Risking her life, she made haste to come before David as he was literally on his way to avenge himself and his men by killing all of the men of her household.
The traits Abigail displayed are typical of the average woman of strength—but she had a great advantage:
Abigail was reverent and fearful of God.
A stalwart, godly and humble example of a woman, Abigail is one from whom we can learn much. We can apply the characteristics she displayed with our families and in our relationships, which will serve us well.
Abigail’s Character Revealed
Abigail was generous – She prepared a tremendous gift: “Then Abigail made haste and took two hundred loaves of bread, two skins of wine, five sheep already dressed, five seahs of roasted grain, one hundred clusters of raisins, and two hundred cakes of figs, and loaded them on donkeys. And she said to her servants, “Go on before me; see, I am coming after you.” But she did not tell her husband Nabal. (Verses 18-19)
Abigail was humble – She bowed to David: “ … fell on her face before David” and apologized for coming to David in this manner: “Please forgive the trespass of your maidservant.” (Verses 23, 28)
Abigail was sacrificial – She took the blamefor her husband: “On me let this iniquity be!” (Verse 24)
Abigail was truthful – She spoke the truth to David about her husband’s character: “Let not my lord regard this scoundrel Nabal … folly is with him!” (Verse 25)
Abigail was clever – She protected him from bloodshed: “ … since the Lord has held you back from coming to bloodshed and avenging yourself with your own hand.” (Verses 26)
Abigail was bold – She declared favor over him and offered the provisions he had sought: “Let your enemies and those who seek harm for my lord be as Nabal. And now this present which your maidservant has brought to my lord, let it be given to the young men who follow my lord.” (Verse 26-27)
Abigail was godly – She blessed him and prayed for him: “ … For the Lord will certainly make for my lord an enduring house, because my lord fights the battles of the Lord, and evil is not found in you throughout your days. Yet a man has risen to pursue you and seek your life, but the life of my lord shall be bound in the bundle of the living with the Lord your God; and the lives of your enemies He shall sling out, as from the pocket of a sling. And it shall come to pass, when the Lord has done for my lord according to all the good that He has spoken concerning you, and has appointed you ruler over Israel, that this will be no grief to you, nor offense of heart to my lord, either that you have shed blood without cause, or that my lord has avenged himself …” (Verses 28-31)
Abigail was wise – She sought goodwill for herself and thereby her household: “ … But when the Lord has dealt well with my lord, then remember your maidservant.” (Verse 31)
For having such character traits, Abigail was blessed tremendously.
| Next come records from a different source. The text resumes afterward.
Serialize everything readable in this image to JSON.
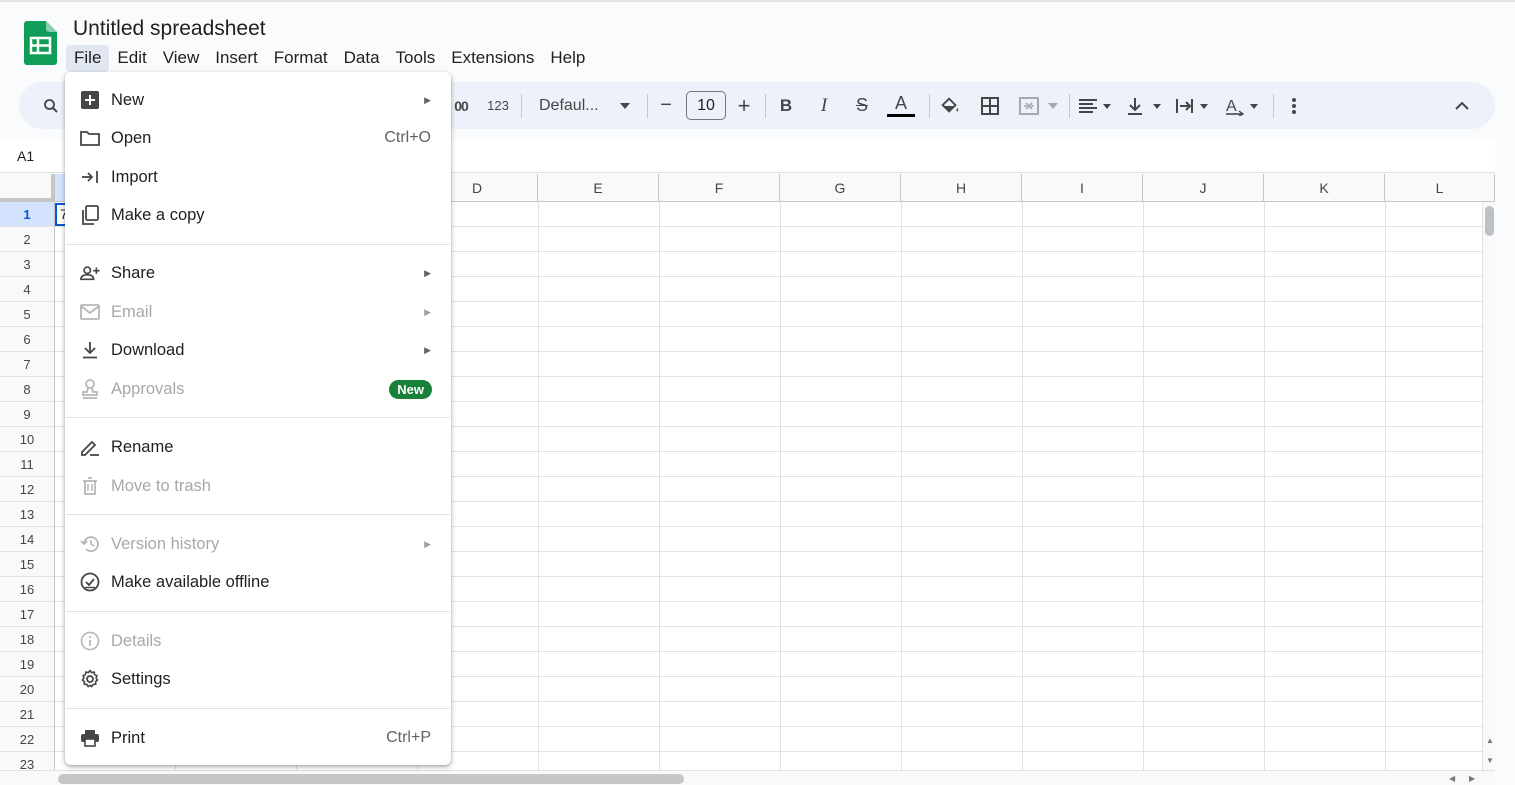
{
  "app": {
    "title": "Untitled spreadsheet"
  },
  "menubar": [
    {
      "label": "File",
      "active": true
    },
    {
      "label": "Edit"
    },
    {
      "label": "View"
    },
    {
      "label": "Insert"
    },
    {
      "label": "Format"
    },
    {
      "label": "Data"
    },
    {
      "label": "Tools"
    },
    {
      "label": "Extensions"
    },
    {
      "label": "Help"
    }
  ],
  "toolbar": {
    "decimal_partial": "00",
    "number_format": "123",
    "font": "Defaul...",
    "font_size": "10",
    "minus": "−",
    "plus": "+",
    "bold": "B",
    "italic": "I",
    "strike": "S",
    "text_color_letter": "A",
    "text_color": "#000000"
  },
  "namebox": "A1",
  "columns": [
    "D",
    "E",
    "F",
    "G",
    "H",
    "I",
    "J",
    "K",
    "L"
  ],
  "rows": [
    "1",
    "2",
    "3",
    "4",
    "5",
    "6",
    "7",
    "8",
    "9",
    "10",
    "11",
    "12",
    "13",
    "14",
    "15",
    "16",
    "17",
    "18",
    "19",
    "20",
    "21",
    "22",
    "23"
  ],
  "cell_a1": "7",
  "file_menu": {
    "items": [
      {
        "label": "New",
        "icon": "plus-box-icon",
        "arrow": true
      },
      {
        "label": "Open",
        "icon": "folder-icon",
        "shortcut": "Ctrl+O"
      },
      {
        "label": "Import",
        "icon": "import-arrow-icon"
      },
      {
        "label": "Make a copy",
        "icon": "copy-icon"
      },
      {
        "label": "Share",
        "icon": "person-add-icon",
        "arrow": true
      },
      {
        "label": "Email",
        "icon": "mail-icon",
        "arrow": true,
        "disabled": true
      },
      {
        "label": "Download",
        "icon": "download-icon",
        "arrow": true
      },
      {
        "label": "Approvals",
        "icon": "stamp-icon",
        "badge": "New",
        "disabled": true
      },
      {
        "label": "Rename",
        "icon": "rename-pencil-icon"
      },
      {
        "label": "Move to trash",
        "icon": "trash-icon",
        "disabled": true
      },
      {
        "label": "Version history",
        "icon": "history-icon",
        "arrow": true,
        "disabled": true
      },
      {
        "label": "Make available offline",
        "icon": "offline-check-icon"
      },
      {
        "label": "Details",
        "icon": "info-icon",
        "disabled": true
      },
      {
        "label": "Settings",
        "icon": "gear-icon"
      },
      {
        "label": "Print",
        "icon": "printer-icon",
        "shortcut": "Ctrl+P"
      }
    ]
  },
  "colors": {
    "brand_green": "#0f9d58",
    "badge_green": "#188038",
    "selection_blue": "#0b57d0"
  }
}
David took her advice and realized it was a blessing from God. After hearing that her husband died, this is what he did:
“ … And David sent and proposed to Abigail, to take her as his wife … Then she arose, bowed her face to the earth, and said, ‘Here is your maidservant, a servant to wash the feet of the servants of my lord.’ So Abigail rose in haste …” (Verses 39, 41-42)
True to character, Abigail did not hesitate to respond, followed David’s messengers and became the wife of a king.
To Ponder: What are your thoughts on Abigail’s character or the events of her story? I want to learn from you, too.
Photo by Kelly Sikkema on Unsplash